Ryan Kesler, Anaheim Ducks (32)
Long considered one of the top No. 2 centers in the League, the advanced stats say Kesler has already slipped a little from his peak and a decline is inevitable. His defensive prowess should help his transition into a No. 3 role though.
Andrew Ladd, Winnipeg Jets (30)
One of five captains on this list (Shane Doan is a sixth) who could be UFAs next summer, he can still be a valuable top-six forward and obviously an important member of Winnipeg's leadership group.
Erik Johnson, Colorado Avalanche (28)
Johnson was having a nice 2014-15 season, and not just because of an inflated shooting percentage, before injury derailed it. He's not the only key member of the defense corps the Avalanche have to negotiate a contract with.
Alex Goligoski, Dallas Stars (31)
Goligoski has played a lot of minutes in his four-plus years in Dallas, and is an above-average but maybe not elite defenseman.

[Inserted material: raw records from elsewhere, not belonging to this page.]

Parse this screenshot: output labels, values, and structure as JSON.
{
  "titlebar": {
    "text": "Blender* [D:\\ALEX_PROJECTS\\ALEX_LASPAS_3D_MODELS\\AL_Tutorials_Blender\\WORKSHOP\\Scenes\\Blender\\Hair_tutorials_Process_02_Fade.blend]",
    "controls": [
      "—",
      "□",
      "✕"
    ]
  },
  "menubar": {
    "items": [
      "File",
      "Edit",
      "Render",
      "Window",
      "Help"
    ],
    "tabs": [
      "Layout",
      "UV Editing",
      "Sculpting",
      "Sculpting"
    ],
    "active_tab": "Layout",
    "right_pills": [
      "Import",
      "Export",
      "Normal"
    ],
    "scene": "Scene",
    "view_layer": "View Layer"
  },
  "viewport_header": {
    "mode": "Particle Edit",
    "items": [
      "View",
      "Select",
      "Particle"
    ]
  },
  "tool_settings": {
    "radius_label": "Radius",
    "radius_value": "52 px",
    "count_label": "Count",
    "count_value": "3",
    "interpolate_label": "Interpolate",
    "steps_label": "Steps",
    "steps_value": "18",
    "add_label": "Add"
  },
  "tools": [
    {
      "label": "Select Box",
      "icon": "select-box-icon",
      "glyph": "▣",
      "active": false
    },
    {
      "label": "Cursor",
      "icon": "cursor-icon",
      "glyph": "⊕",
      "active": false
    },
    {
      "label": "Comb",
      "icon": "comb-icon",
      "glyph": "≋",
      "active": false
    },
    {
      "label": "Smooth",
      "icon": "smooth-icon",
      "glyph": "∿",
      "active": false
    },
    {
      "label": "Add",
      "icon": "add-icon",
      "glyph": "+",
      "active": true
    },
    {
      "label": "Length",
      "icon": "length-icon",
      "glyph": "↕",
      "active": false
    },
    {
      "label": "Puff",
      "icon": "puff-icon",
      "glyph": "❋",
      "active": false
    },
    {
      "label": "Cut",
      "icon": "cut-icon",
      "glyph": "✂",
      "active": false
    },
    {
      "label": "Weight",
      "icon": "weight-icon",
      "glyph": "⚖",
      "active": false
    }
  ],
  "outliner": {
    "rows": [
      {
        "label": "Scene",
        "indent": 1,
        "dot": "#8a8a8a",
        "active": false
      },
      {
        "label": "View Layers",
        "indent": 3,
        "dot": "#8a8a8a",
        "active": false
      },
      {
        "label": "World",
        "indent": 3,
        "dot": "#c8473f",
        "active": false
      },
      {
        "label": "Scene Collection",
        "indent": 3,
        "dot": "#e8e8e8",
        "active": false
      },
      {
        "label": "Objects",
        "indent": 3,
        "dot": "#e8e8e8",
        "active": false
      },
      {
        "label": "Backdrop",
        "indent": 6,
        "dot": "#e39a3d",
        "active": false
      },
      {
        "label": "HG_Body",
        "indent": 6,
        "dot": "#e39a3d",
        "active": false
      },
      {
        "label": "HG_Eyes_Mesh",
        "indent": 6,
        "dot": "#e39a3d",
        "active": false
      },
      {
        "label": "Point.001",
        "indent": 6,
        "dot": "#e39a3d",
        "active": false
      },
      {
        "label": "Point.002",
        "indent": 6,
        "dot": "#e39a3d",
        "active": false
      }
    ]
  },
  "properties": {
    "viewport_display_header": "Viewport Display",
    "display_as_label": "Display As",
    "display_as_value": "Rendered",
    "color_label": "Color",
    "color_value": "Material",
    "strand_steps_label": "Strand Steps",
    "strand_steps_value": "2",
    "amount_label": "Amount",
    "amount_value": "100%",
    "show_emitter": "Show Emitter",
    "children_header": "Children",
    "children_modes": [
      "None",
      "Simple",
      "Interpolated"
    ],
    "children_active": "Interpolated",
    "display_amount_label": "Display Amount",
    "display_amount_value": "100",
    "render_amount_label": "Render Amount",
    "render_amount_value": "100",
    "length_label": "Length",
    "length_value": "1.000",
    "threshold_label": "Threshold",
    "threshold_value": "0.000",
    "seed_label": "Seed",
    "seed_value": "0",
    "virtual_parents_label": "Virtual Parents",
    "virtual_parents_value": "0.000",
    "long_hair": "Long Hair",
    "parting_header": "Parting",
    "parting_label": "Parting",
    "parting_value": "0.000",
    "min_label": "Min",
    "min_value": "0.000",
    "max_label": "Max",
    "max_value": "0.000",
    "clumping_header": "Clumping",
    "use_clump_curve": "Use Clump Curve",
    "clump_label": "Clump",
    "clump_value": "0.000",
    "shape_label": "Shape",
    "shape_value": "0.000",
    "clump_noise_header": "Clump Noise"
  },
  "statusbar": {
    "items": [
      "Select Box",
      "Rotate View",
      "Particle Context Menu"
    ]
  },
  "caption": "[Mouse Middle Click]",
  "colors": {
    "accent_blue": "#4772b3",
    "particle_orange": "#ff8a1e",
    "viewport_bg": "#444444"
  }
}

He could be a veteran anchor for an otherwise pretty young defense corps in the coming years for the Stars.
Brian Campbell, Florida Panthers (37)
Campbell went from looking like a huge overpay for the Chicago Blackhawks seven years ago to being properly valued as the cap went up and as advanced stats helped illuminate his worth. His next contract will probably be much shorter in length though.
Milan Lucic, Los Angeles Kings (28)
Now that the Boston Bruins have turned him into a huge haul, the Kings have him for one year at $6 million. He was considered a top power forward, but his production has slipped in two of the past three seasons.
David Perron, Pittsburgh Penguins (28)
His arrival in Pittsburgh started great, but his production cooled as the season progressed. He's got two of the best centers in the world to play with, which could enhance his value.
Jaromir Jagr, Florida Panthers (44)
He was great as both a mentor and a facilitator for Florida's group of young forwards after arriving in a trade this past season. He has said he wants to play until he's 50. If he thinks he can still play in 2016, someone in the NHL will pay him to do so.
There is also a large group of restricted free agents who are already impact players at the NHL level. Teams, and the players, have an interesting decision to make about a long-term contract versus a shorter "bridge deal" as it has become known.
Sometimes the two sides can't decide on either, and a potential RFA ends up on the move like Hamilton from the Bruins to the Flames this past weekend.
Here's a list of the top RFAs in the class of 2016:
Nathan MacKinnon/Tyson Barrie, Colorado Avalanche
Johnny Gaudreau/Sean Monahan, Calgary Flames
Hampus Lindholm, Anaheim Ducks
Nikita Kucherov/Alex Killorn, Tampa Bay Lightning
Filip Forsberg/Seth Jones, Nashville Predators
Sean Couturier/Brayden Schenn, Philadelphia Flyers
Aleksander Barkov, Florida Panthers
Jaden Schwartz, St. Louis Blues
Morgan Rielly, Toronto Maple Leafs
Chris Kreider, New York Rangers
Ryan Strome, New York Islanders
Olli Maatta, Pittsburgh Penguins
Michael Hutchinson, Winnipeg Jets
Jared Spurgeon, Minnesota Wild
Torey Krug, Boston Bruins
Boone Jenner, Columbus Blue Jackets
Petr Mrazek, Detroit Red Wings